The Filipino Population in Hawaii: A Historical Journey

Filipinos are the fastest-growing ethnic minority in Hawaii, due to ongoing immigration from the Philippines and high birth rates in the Filipino community. Every year, some 3,500 immigrants from the Philippines, mostly children, come to Hawaii. On a national level, Filipinos are second only to Chinese in terms of Asian immigration to the United States. There are approximately 2.5 million Filipinos in the US, not including undocumented individuals. Filipinos also lead in terms of foreign workers around the world.

As the sugar industry was the main source of income for the working class in Hawaii, there was a great demand for these jobs. The influx of arrivals also caused some negative reactions, and in the 1970s, Filipinos felt discriminated against. During this time, some 125,000 Filipinos were recruited from the Philippine regions of Ilocos and Visayas to work in Hawaii. The history of Filipinos in Hawaii dates back to the late 19th century when Filipino workers were recruited to work on sugar plantations. Their presence in politics has helped shape state policies and ensure that the interests of the Filipino community are heard and addressed.

After the attack on Pearl Harbor, thousands of Filipinos in Hawaii suffered discrimination and were interned. Many talented Filipino musicians, singers, and dancers have emerged from this community, enriching Hawaii's cultural landscape. Many state requirements prevent Filipino professionals, mostly trained in the Philippines, from obtaining comparable jobs in Hawaii. Recruiters preferred Filipino workers who lacked education and had prior experience in agricultural work because they considered them easier to exploit and control. The importation of Filipino workers, called “Sakadas” (which roughly translates to “Filipino migrant workers” and also refers to the actual importation of these workers), began in 1906 and continued until 1946. Manlapit, a Filipino labor organizer, fought tirelessly for the rights of Filipino workers and played a decisive role in leading strikes and negotiations with plantation owners. Filipinos in Hawaii have brought with them a deep sense of unity and support that continues to shape the social fabric of the islands.

Filipino festivals and events showcase traditional dances such as tinikling and singkil, while local bands and musicians incorporate Filipino musical elements into their performances. The majority of Filipino workers were predominantly men, and upon their arrival, stereotypes such as that of “knife” and the derogatory use of their terms of kinship (in the native Filipino language) emerged. Hawaii's vibrant music and entertainment scene is largely due to the creativity and talent of Filipino artists.
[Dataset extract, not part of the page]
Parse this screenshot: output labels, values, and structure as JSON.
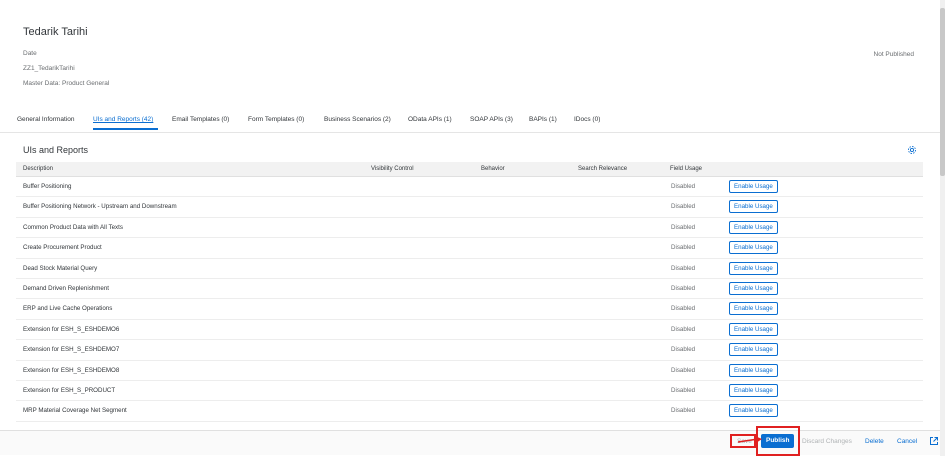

Over time, there has been a significant shift in demographics among Filipinos living in Hawaii. In 1960, Filipinos made up only 4% of Hawaii's population; by 2000 this number had grown to 20%.

This growth is largely attributed to immigration from the Philippines as well as high birth rates within the Filipino community. Today, Filipinos make up nearly 25% of Hawaii's population. The history of Filipinos in Hawaii is one that is deeply rooted in struggle but also one that is full of resilience and strength. Despite facing discrimination and exploitation upon their arrival to Hawaii, Filipinos have persevered and have become an integral part of Hawaiian culture. From their contributions to music and entertainment to their presence in politics, Filipinos have left an indelible mark on Hawaiian society.